- _TASK DESCRIPTION_
Check each line below for the word "Main", and copy those that have it.

- _SUPPLIED DATA_
--*--

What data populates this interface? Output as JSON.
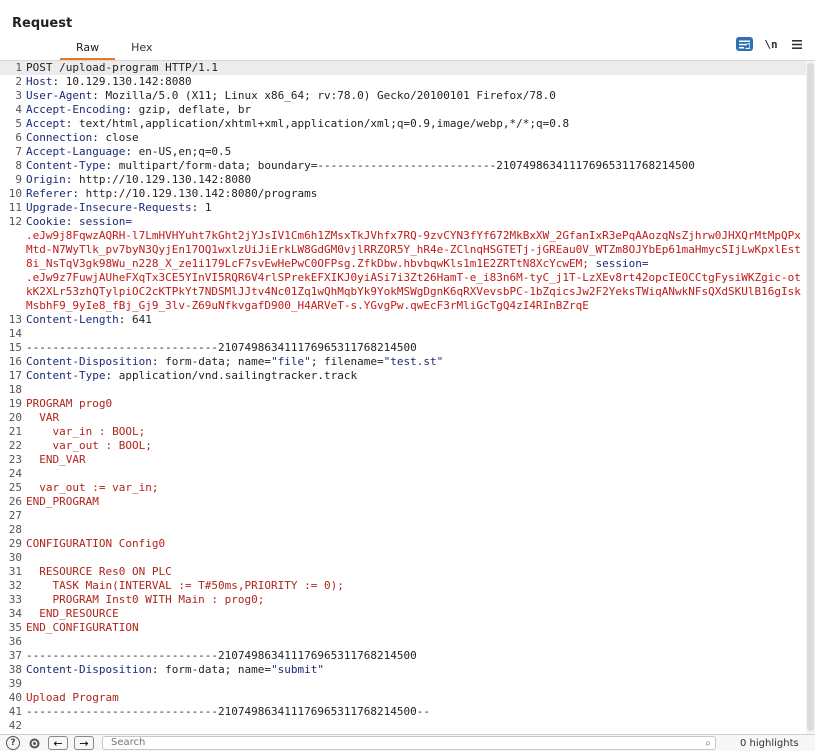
{
  "panel": {
    "title": "Request"
  },
  "tabs": [
    {
      "label": "Raw"
    },
    {
      "label": "Hex"
    }
  ],
  "toolbar": {
    "wrap_icon": "pretty-print-icon",
    "newline_label": "\\n",
    "menu_icon": "hamburger-menu-icon"
  },
  "lines": [
    {
      "n": "1",
      "text": "POST /upload-program HTTP/1.1"
    },
    {
      "n": "2",
      "name": "Host",
      "value": ": 10.129.130.142:8080"
    },
    {
      "n": "3",
      "name": "User-Agent",
      "value": ": Mozilla/5.0 (X11; Linux x86_64; rv:78.0) Gecko/20100101 Firefox/78.0"
    },
    {
      "n": "4",
      "name": "Accept-Encoding",
      "value": ": gzip, deflate, br"
    },
    {
      "n": "5",
      "name": "Accept",
      "value": ": text/html,application/xhtml+xml,application/xml;q=0.9,image/webp,*/*;q=0.8"
    },
    {
      "n": "6",
      "name": "Connection",
      "value": ": close"
    },
    {
      "n": "7",
      "name": "Accept-Language",
      "value": ": en-US,en;q=0.5"
    },
    {
      "n": "8",
      "name": "Content-Type",
      "value": ": multipart/form-data; boundary=---------------------------210749863411176965311768214500"
    },
    {
      "n": "9",
      "name": "Origin",
      "value": ": http://10.129.130.142:8080"
    },
    {
      "n": "10",
      "name": "Referer",
      "value": ": http://10.129.130.142:8080/programs"
    },
    {
      "n": "11",
      "name": "Upgrade-Insecure-Requests",
      "value": ": 1"
    },
    {
      "n": "12",
      "name": "Cookie",
      "value": ":",
      "cookie_name1": "session=",
      "cookie_val1": ".eJw9j8FqwzAQRH-l7LmHVHYuht7kGht2jYJsIV1Cm6h1ZMsxTkJVhfx7RQ-9zvCYN3fYf672MkBxXW_2GfanIxR3ePqAAozqNsZjhrw0JHXQrMtMpQPxMtd-N7WyTlk_pv7byN3QyjEn17OQ1wxlzUiJiErkLW8GdGM0vjlRRZOR5Y_hR4e-ZClnqHSGTETj-jGREau0V_WTZm8OJYbEp61maHmycSIjLwKpxlEst8i_NsTqV3gk98Wu_n228_X_ze1i179LcF7svEwHePwC0OFPsg.ZfkDbw.hbvbqwKls1m1E2ZRTtN8XcYcwEM;",
      "cookie_name2": "session=",
      "cookie_val2": ".eJw9z7FuwjAUheFXqTx3CE5YInVI5RQR6V4rlSPrekEFXIKJ0yiASi7i3Zt26HamT-e_i83n6M-tyC_j1T-LzXEv8rt42opcIEOCCtgFysiWKZgic-otkK2XLr53zhQTylpiOC2cKTPkYt7NDSMlJJtv4Nc01Zq1wQhMqbYk9YokMSWgDgnK6qRXVevsbPC-1bZqicsJw2F2YeksTWiqANwkNFsQXdSKUlB16gIskMsbhF9_9yIe8_fBj_Gj9_3lv-Z69uNfkvgafD900_H4ARVeT-s.YGvgPw.qwEcF3rMliGcTgQ4zI4RInBZrqE"
    },
    {
      "n": "13",
      "name": "Content-Length",
      "value": ": 641"
    },
    {
      "n": "14",
      "text": ""
    },
    {
      "n": "15",
      "text": "-----------------------------210749863411176965311768214500"
    },
    {
      "n": "16",
      "name": "Content-Disposition",
      "value": ": form-data; name=",
      "q1": "\"file\"",
      "mid": "; filename=",
      "q2": "\"test.st\""
    },
    {
      "n": "17",
      "name": "Content-Type",
      "value": ": application/vnd.sailingtracker.track"
    },
    {
      "n": "18",
      "text": ""
    },
    {
      "n": "19",
      "red": "PROGRAM prog0"
    },
    {
      "n": "20",
      "red": "  VAR"
    },
    {
      "n": "21",
      "red": "    var_in : BOOL;"
    },
    {
      "n": "22",
      "red": "    var_out : BOOL;"
    },
    {
      "n": "23",
      "red": "  END_VAR"
    },
    {
      "n": "24",
      "text": ""
    },
    {
      "n": "25",
      "red": "  var_out := var_in;"
    },
    {
      "n": "26",
      "red": "END_PROGRAM"
    },
    {
      "n": "27",
      "text": ""
    },
    {
      "n": "28",
      "text": ""
    },
    {
      "n": "29",
      "red": "CONFIGURATION Config0"
    },
    {
      "n": "30",
      "text": ""
    },
    {
      "n": "31",
      "red": "  RESOURCE Res0 ON PLC"
    },
    {
      "n": "32",
      "red": "    TASK Main(INTERVAL := T#50ms,PRIORITY := 0);"
    },
    {
      "n": "33",
      "red": "    PROGRAM Inst0 WITH Main : prog0;"
    },
    {
      "n": "34",
      "red": "  END_RESOURCE"
    },
    {
      "n": "35",
      "red": "END_CONFIGURATION"
    },
    {
      "n": "36",
      "text": ""
    },
    {
      "n": "37",
      "text": "-----------------------------210749863411176965311768214500"
    },
    {
      "n": "38",
      "name": "Content-Disposition",
      "value": ": form-data; name=",
      "q1": "\"submit\""
    },
    {
      "n": "39",
      "text": ""
    },
    {
      "n": "40",
      "red": "Upload Program"
    },
    {
      "n": "41",
      "text": "-----------------------------210749863411176965311768214500--"
    },
    {
      "n": "42",
      "text": ""
    }
  ],
  "bottom": {
    "help_icon": "help-icon",
    "settings_icon": "gear-icon",
    "back_label": "←",
    "forward_label": "→",
    "search_placeholder": "Search",
    "highlights_label": "0 highlights"
  }
}
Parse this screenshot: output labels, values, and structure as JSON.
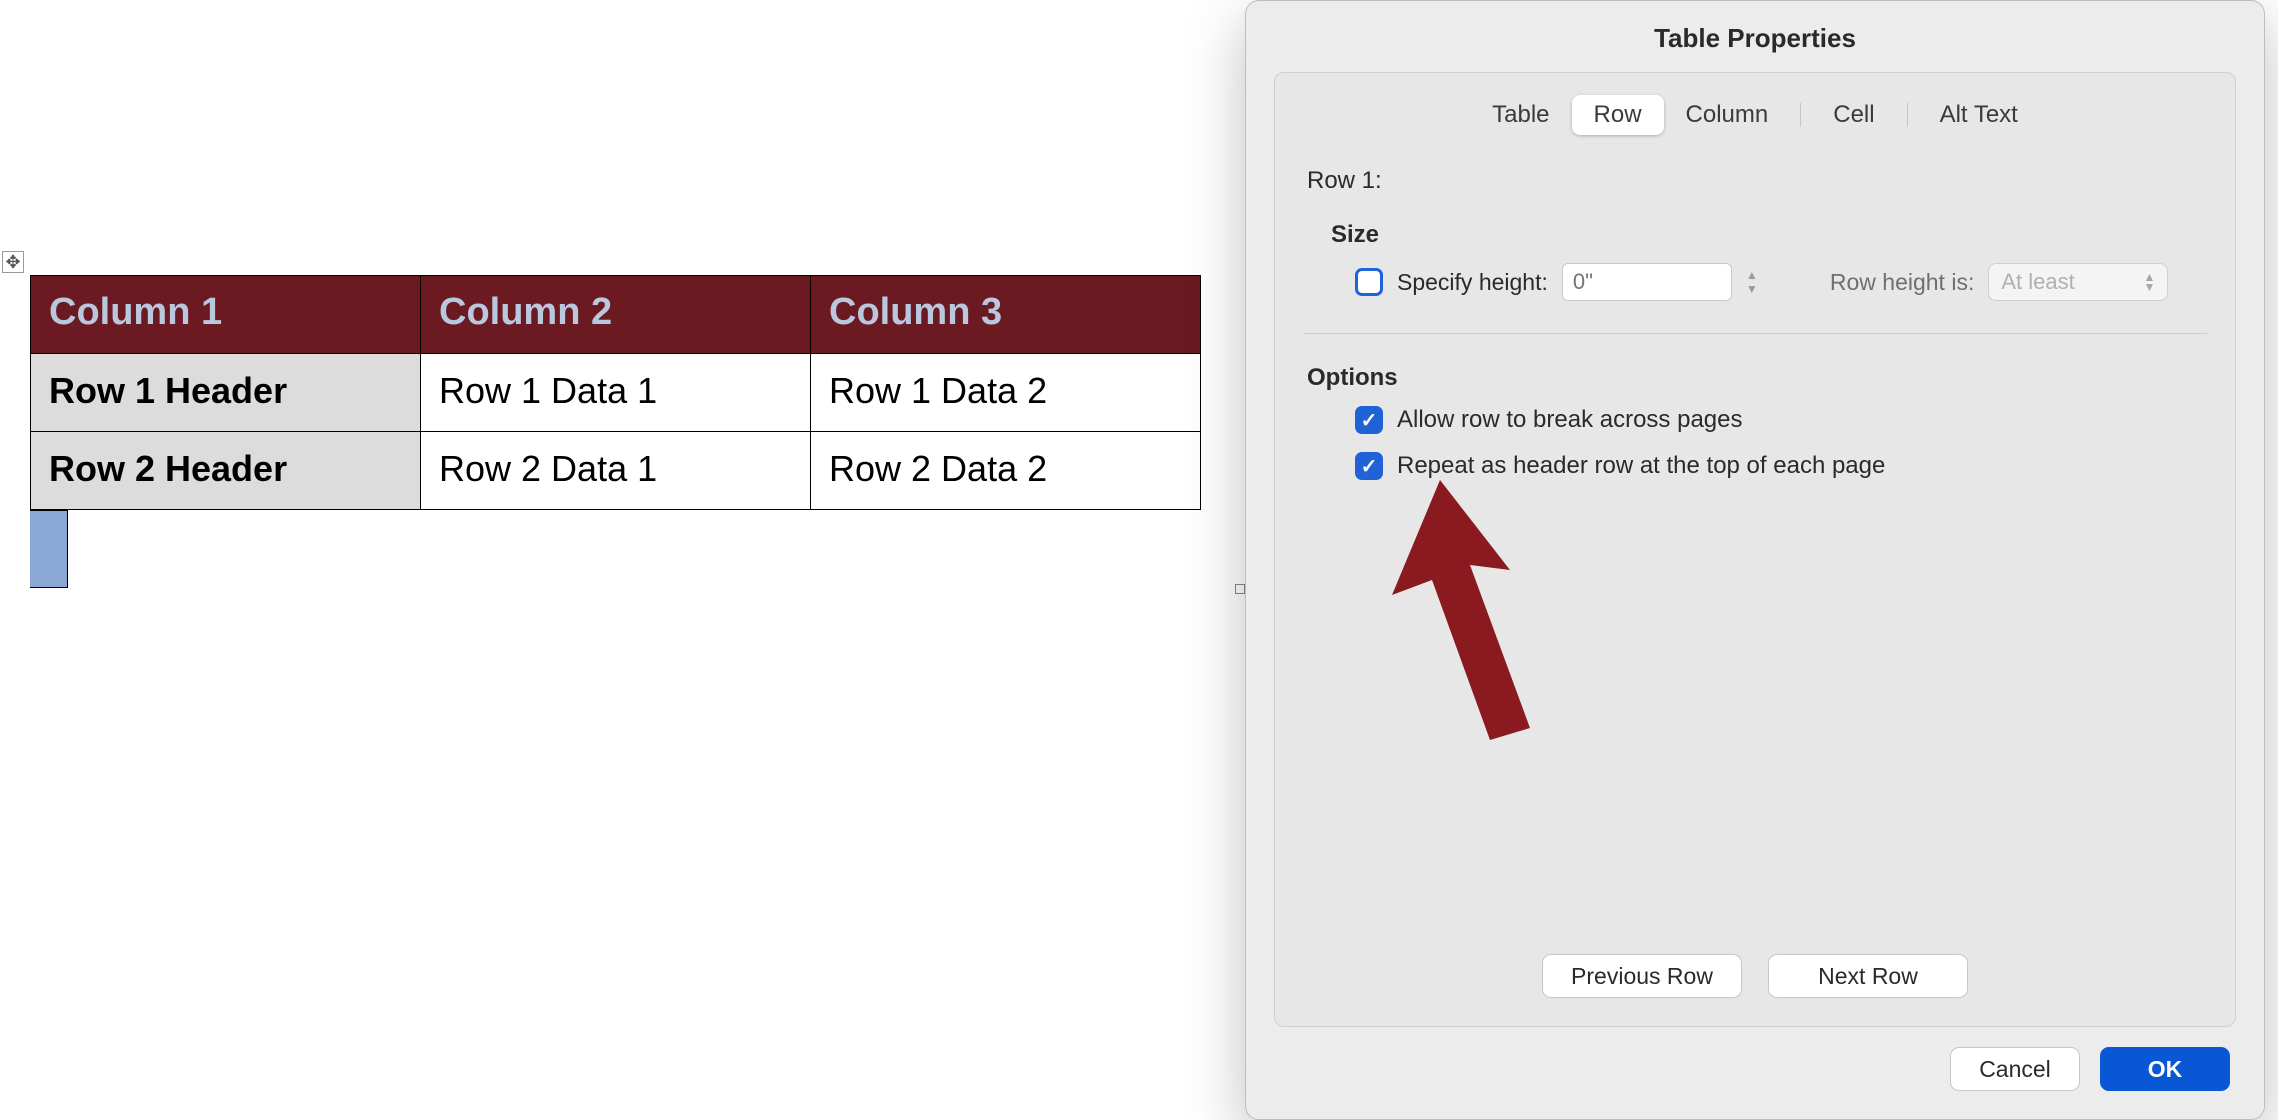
{
  "dialog": {
    "title": "Table Properties",
    "tabs": {
      "table": "Table",
      "row": "Row",
      "column": "Column",
      "cell": "Cell",
      "alt": "Alt Text"
    },
    "row_label": "Row 1:",
    "size_section": "Size",
    "specify_height_label": "Specify height:",
    "height_value_placeholder": "0\"",
    "row_height_is_label": "Row height is:",
    "row_height_select_value": "At least",
    "options_section": "Options",
    "allow_break_label": "Allow row to break across pages",
    "repeat_header_label": "Repeat as header row at the top of each page",
    "prev_row": "Previous Row",
    "next_row": "Next Row",
    "cancel": "Cancel",
    "ok": "OK"
  },
  "table": {
    "headers": [
      "Column 1",
      "Column 2",
      "Column 3"
    ],
    "rows": [
      {
        "hdr": "Row 1 Header",
        "c1": "Row 1 Data 1",
        "c2": "Row 1 Data 2"
      },
      {
        "hdr": "Row 2 Header",
        "c1": "Row 2 Data 1",
        "c2": "Row 2 Data 2"
      }
    ]
  }
}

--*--

- _RESPONSE BELOW_
      "red": "    TASK Main(INTERVAL := T#50ms,PRIORITY := 0);"
      "red": "    PROGRAM Inst0 WITH Main : prog0;"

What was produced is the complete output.